## Material provided

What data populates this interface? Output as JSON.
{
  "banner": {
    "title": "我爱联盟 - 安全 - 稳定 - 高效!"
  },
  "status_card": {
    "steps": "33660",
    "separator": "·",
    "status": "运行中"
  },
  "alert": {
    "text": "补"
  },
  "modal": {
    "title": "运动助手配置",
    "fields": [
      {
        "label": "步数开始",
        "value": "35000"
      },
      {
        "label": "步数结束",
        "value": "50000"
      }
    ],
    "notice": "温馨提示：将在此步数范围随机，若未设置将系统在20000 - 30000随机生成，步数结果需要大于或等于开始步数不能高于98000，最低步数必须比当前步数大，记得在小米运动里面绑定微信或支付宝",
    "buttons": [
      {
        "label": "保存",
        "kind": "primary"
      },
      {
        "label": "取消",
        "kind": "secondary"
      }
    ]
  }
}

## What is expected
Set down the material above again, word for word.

## Response
What data populates this interface? Output as JSON.
{
  "banner": {
    "title": "我爱联盟 - 安全 - 稳定 - 高效!"
  },
  "status_card": {
    "steps": "33660",
    "separator": "·",
    "status": "运行中"
  },
  "alert": {
    "text": "补"
  },
  "modal": {
    "title": "运动助手配置",
    "fields": [
      {
        "label": "步数开始",
        "value": "35000"
      },
      {
        "label": "步数结束",
        "value": "50000"
      }
    ],
    "notice": "温馨提示：将在此步数范围随机，若未设置将系统在20000 - 30000随机生成，步数结果需要大于或等于开始步数不能高于98000，最低步数必须比当前步数大，记得在小米运动里面绑定微信或支付宝",
    "buttons": [
      {
        "label": "保存",
        "kind": "primary"
      },
      {
        "label": "取消",
        "kind": "secondary"
      }
    ]
  }
}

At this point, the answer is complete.